What are the differences between QLED vs. OLED vs. MICROLED? The LCD screen is long dead and the LED is experiencing its last glory days. The war for TV is very tight between these three new technologies: OLED, QLED and MicroLED and we dedicate this special article to them. Which one is worth buying? Does it make sense to buy a LED TV at this point? Which technology will be the standard within a few years?
Although there are many TV manufacturers, when we talk about companies that actually produce a TV – like a screen and a processor – the list is greatly reduced. Today we can divide the market into three trends:
- QLED, with the best of Samsung and its Quantum Dot LED technology.
- OLED, with LG and Sony as its main supporters.
- MicroLED, Samsung’s future proposal and to which other giants like Sony could participate (under the name of Crystal LED).
For many years, the technology behind a screen has been similar: a layer of crystals with external lighting (first behind, then on the edges and in the last models almost at pixel level) to build the image.
With the arrival of OLED, every pixel can light up becoming a brutal contrast, a virtually pure black and the possibility of customizing the design (very thin screens, curves, etc.), a technology unattainable only until recently. Since they do not require an external lighting source, the design can be much thinner and also consume less energy.
At this point, it is worth clarifying that QLED is nothing more than an evolution of the LED system that we have had so far (and an idea of marketing offices to make it even more complicated for consumers). Its fundamental difference compared to the “normal” LEDs is that each pixel can be activated individually, offering superior advantages to the standard but not reaching the OLED.
Our third protagonist, the MicroLED, has just arrived on the scene, and represents the real challenge for the future: the basic revolution of this technology is to reduce the pixel size up to 100 times compared to a traditional LED (there are already screens with 0.15 mm pixels), multiplying the number of them and reducing the distance between them.
Thus, a MICROLED TV can offer the best of both worlds: pixels of a minimum size that can be controlled at will, the possibility of pure black, much brighter than an OLED, wide viewing angle and no medium or long degradation problems term.
A MicroLED screen is made up of small independent modules, allowing manufacturers to create televisions of any size and shape; only one controller is needed to indicate which pixels need to be activated at all times, but the possibilities are almost endless.
Surely more than one reader wonders how it is possible that there is not yet a MicroLED TV on the market. The reasons are different, but the most important challenges for the sector are two: the screens are extremely expensive to produce and generate a lot of heat, which must be dissipated efficiently and without noise.
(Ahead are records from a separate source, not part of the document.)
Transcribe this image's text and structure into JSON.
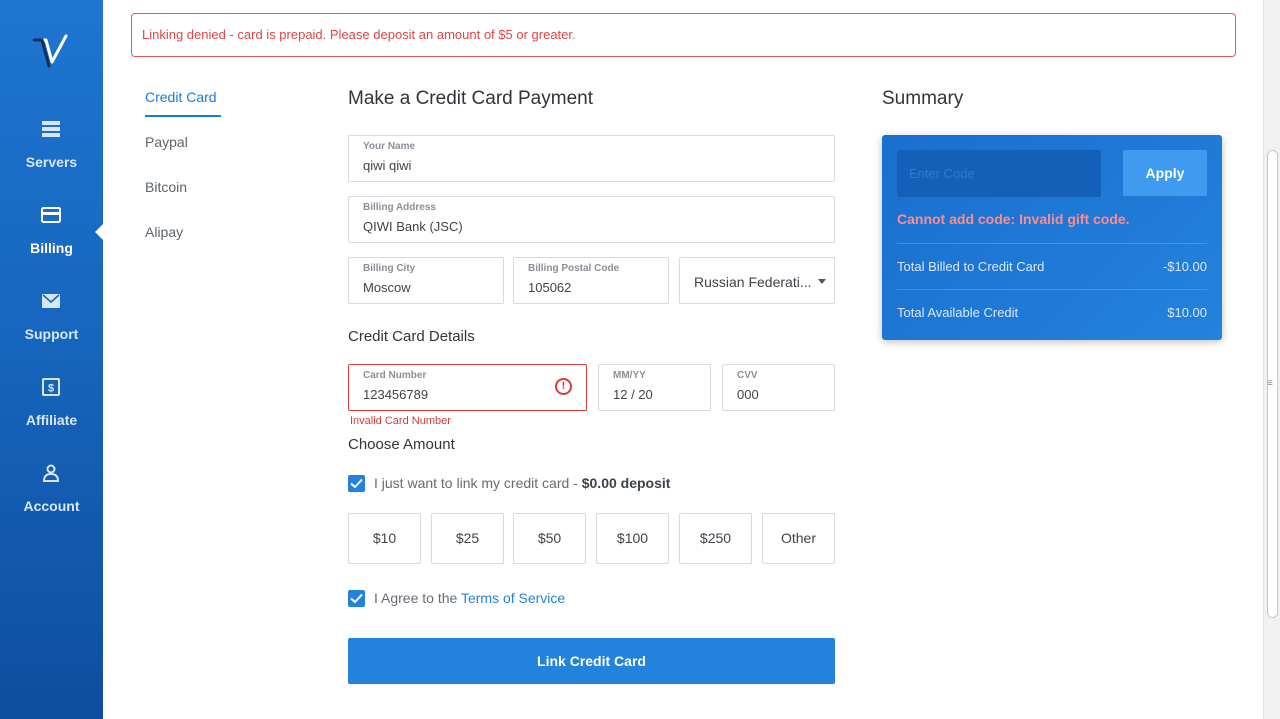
{
  "sidebar": {
    "items": [
      {
        "label": "Servers",
        "icon": "servers-icon"
      },
      {
        "label": "Billing",
        "icon": "credit-card-icon",
        "active": true
      },
      {
        "label": "Support",
        "icon": "envelope-icon"
      },
      {
        "label": "Affiliate",
        "icon": "dollar-icon"
      },
      {
        "label": "Account",
        "icon": "user-icon"
      }
    ]
  },
  "alert": {
    "message": "Linking denied - card is prepaid. Please deposit an amount of $5 or greater."
  },
  "methods": [
    "Credit Card",
    "Paypal",
    "Bitcoin",
    "Alipay"
  ],
  "form": {
    "title": "Make a Credit Card Payment",
    "name": {
      "label": "Your Name",
      "value": "qiwi qiwi"
    },
    "address": {
      "label": "Billing Address",
      "value": "QIWI Bank (JSC)"
    },
    "city": {
      "label": "Billing City",
      "value": "Moscow"
    },
    "postal": {
      "label": "Billing Postal Code",
      "value": "105062"
    },
    "country": {
      "value": "Russian Federati..."
    },
    "card_section_title": "Credit Card Details",
    "card_number": {
      "label": "Card Number",
      "value": "123456789",
      "error": "Invalid Card Number"
    },
    "expiry": {
      "label": "MM/YY",
      "value": "12 / 20"
    },
    "cvv": {
      "label": "CVV",
      "value": "000"
    },
    "amount_title": "Choose Amount",
    "link_only_text": "I just want to link my credit card -",
    "link_only_bold": "$0.00 deposit",
    "amounts": [
      "$10",
      "$25",
      "$50",
      "$100",
      "$250",
      "Other"
    ],
    "terms_text": "I Agree to the",
    "terms_link": "Terms of Service",
    "submit_label": "Link Credit Card"
  },
  "summary": {
    "title": "Summary",
    "code_placeholder": "Enter Code",
    "apply_label": "Apply",
    "code_error": "Cannot add code: Invalid gift code.",
    "rows": [
      {
        "label": "Total Billed to Credit Card",
        "value": "-$10.00"
      },
      {
        "label": "Total Available Credit",
        "value": "$10.00"
      }
    ]
  },
  "colors": {
    "accent": "#2383dc",
    "error": "#d93b3b",
    "sidebar": "#1766bf"
  }
}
Will we see the first MicroLED TVs in 2019? Although Samsung has already shown The Wall (a 146-inch television) from my point of view it takes at least another two years to see one in the living room.
As mentioned, in addition to the price, it is difficult to install a cooling solution in small and thin televisions, a problem that is not present in a larger TV or that is intended to display commercial information. These will be the first destinations of MicroLED TVs.
So which TV should I buy?
As always, the decision depends on the budget we have available and on the use, we have to make of the television. To watch conventional television it makes no sense to invest in the latter, but if you are fond of high quality films and series or have a group of friends with whom you want to play with maximum detail, the differences between one technology and another they’re important.
If your budget is less than 1,500 euros, my recommendation is to opt for the latest generation LED or QLED TV. In this price range, HDR should not be a fundamental variable, but if it has much better. As for the 4K, it will be difficult to find a model of more than 50 inches that is only 1080 so there is no doubt.
It is possible to find some OLED offerings around this price but, in my opinion, it is much better to invest in the best LEDs or QLEDs that you can afford instead of a low-end OLED. From my point of view, the Samsung QE55Q6FN or the Sony KD-55XF9005 are two very interesting options.
OLED is the present and has no rival both in the middle and in the high end in terms of image quality. My two recommendations here are the Sony KD55A1BAE P and the LG 55 “55E7N, but the offer is very wide.